This group of works are often not mentioned with number of manuscripts.
In the pre-1550AD post, 3 works were already included: Hikayat raja Pasai, Sejarah Melayu, and Hikayat Banjar.
The following are a selected short-list of more important works after 1550AD. The comments are in from Braginsky that I took as my notes in Excel. As you can see, Braginsky's stage of historiography is more typology and has only weak linkage with when the work was actually written.
4. Hikayat Aceh (1636?): "3rd stage of historiography"; "influenced by Mughal historiography like Akbarnama;" "unique in using annual accounts of protagonist as narrative device;" "panegyric chronicle focusing on the life story of one ruler (Iskandar Muda);" "more Islamic than prior historiographic works;" "first chronicle containing dates"
5. Syair perang Mengkasar (c. 1670): by Enchi' Amin; "First (and for a long time the only) signed historical poem;" "the earliest historical syair, also the most remarkable one in literary respects;" 3 manuscripts
6. Hikayat Patani (late 17th - early 18th c.): "2nd stage of historiography;" "devoid of dates"
7. Misa Melayu (1761): "3rd stage of historiography;" "similar to Hikayat Aceh but contains only one date"
8. Hikayat Merong Mahawangsa (between 1818-1820?): "illustrates late Thai-Malay literary ties;" "4th stage of historiography;" "pseudo-historical writing;" "well-known;" "contains no dates;" 3 manuscripts
9. Salasilah Kutai (committed to writing in 19th c.): "oral prototype before mid-17th c."; "showed Javanese influence;" "extremely archaic;" "represents first stage of Malay historiography before Hikayat raja Pasai and Sejarah Melayu"
10. Hikayat Siak (19th c.); "2nd stage of historiography;" "contains Sejarah Melayu in its first part"
11. Tuhfat an-nafis (19th c.): by Raja Ali Haji of Riau; "with Malacca prologue;" "contain dates;" "4th stage of historiography (late Johor historical literature)" other comments see prior post.
12. Abdullah bin Abdul Kadir Munsyi was mentioned to have written a syair about conflagration in Singapore; also he was named as the "forerunner of modern Malay literature;" and gave the name "Sejarah Melayu" to the chronicle as we know it now in 19th c. On Wikipedia I find http://en.wikipedia.org/wiki/Abdullah_bin_Abdul_Kadir
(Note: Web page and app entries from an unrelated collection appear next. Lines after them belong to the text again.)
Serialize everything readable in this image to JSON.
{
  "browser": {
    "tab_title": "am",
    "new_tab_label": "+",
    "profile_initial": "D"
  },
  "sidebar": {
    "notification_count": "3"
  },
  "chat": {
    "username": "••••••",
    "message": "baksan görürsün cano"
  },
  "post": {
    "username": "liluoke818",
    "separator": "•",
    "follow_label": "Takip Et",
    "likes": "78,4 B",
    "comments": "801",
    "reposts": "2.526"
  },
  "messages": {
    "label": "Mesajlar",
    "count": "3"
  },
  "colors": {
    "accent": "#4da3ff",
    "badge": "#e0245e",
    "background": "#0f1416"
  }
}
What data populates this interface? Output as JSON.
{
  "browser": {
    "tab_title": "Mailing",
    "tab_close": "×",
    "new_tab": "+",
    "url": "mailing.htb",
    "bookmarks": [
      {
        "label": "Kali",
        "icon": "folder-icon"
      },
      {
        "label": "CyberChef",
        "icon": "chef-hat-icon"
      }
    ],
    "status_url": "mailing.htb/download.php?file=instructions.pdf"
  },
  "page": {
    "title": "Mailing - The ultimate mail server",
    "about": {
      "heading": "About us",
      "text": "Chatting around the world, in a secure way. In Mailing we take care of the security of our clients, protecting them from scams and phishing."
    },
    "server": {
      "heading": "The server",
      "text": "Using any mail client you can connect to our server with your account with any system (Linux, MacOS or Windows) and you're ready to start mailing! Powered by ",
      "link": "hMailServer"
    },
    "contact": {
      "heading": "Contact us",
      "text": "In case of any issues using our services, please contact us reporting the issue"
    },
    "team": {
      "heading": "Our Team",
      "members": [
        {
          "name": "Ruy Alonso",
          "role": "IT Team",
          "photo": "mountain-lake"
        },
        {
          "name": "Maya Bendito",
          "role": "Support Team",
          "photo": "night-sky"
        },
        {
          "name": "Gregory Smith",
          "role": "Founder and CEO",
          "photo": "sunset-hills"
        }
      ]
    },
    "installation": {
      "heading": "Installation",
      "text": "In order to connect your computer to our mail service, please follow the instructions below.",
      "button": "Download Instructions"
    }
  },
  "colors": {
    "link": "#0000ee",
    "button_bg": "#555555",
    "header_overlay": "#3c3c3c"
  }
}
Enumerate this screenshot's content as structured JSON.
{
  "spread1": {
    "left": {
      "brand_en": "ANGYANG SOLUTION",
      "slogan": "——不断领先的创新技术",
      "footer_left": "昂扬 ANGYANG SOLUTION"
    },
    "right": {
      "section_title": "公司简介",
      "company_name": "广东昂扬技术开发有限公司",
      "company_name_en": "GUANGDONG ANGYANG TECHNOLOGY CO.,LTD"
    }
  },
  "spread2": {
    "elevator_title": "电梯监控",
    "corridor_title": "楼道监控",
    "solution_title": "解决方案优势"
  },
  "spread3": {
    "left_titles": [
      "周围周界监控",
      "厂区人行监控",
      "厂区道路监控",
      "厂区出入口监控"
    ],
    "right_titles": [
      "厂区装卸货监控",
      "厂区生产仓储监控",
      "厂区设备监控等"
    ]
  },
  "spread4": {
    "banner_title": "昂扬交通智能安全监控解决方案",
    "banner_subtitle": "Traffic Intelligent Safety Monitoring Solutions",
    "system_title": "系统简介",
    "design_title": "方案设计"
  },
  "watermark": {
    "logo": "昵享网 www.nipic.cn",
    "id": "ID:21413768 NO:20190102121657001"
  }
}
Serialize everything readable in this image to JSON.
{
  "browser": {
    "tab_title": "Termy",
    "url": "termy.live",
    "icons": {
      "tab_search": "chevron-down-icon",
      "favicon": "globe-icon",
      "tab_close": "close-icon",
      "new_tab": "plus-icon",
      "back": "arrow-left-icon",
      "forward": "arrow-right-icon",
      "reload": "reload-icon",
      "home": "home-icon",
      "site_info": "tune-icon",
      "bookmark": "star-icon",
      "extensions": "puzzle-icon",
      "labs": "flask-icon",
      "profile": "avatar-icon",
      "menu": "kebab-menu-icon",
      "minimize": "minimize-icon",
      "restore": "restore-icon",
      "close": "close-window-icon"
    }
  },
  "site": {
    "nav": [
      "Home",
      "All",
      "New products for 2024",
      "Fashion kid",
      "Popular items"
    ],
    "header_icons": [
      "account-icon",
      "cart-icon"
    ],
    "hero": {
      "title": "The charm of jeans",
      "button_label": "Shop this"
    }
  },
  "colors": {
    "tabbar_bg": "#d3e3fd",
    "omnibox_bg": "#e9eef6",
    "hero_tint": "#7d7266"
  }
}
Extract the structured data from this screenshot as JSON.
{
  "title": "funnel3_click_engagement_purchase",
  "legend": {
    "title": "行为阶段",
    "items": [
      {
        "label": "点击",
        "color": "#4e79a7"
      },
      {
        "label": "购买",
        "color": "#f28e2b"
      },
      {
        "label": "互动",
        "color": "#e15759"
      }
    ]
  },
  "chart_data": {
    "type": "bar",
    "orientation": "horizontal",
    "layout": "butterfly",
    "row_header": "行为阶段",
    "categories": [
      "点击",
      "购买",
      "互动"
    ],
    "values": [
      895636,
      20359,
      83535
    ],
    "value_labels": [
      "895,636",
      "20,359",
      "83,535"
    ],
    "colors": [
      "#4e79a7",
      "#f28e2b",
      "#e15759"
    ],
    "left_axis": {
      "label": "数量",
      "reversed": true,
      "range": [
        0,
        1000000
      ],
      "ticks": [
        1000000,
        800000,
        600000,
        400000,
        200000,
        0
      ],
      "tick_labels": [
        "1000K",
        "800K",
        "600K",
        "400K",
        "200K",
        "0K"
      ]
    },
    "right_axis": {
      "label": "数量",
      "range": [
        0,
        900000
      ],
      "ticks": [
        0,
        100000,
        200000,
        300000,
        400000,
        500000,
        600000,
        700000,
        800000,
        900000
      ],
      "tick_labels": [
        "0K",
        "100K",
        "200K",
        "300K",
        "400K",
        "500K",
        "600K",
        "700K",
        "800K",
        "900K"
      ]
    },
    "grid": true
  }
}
which claimed Hikayat Abdullah written/published in the 1840s as his most important work which is an autobiography. So in many ways this transitional figure to modern literature is deeply linked with the historiography.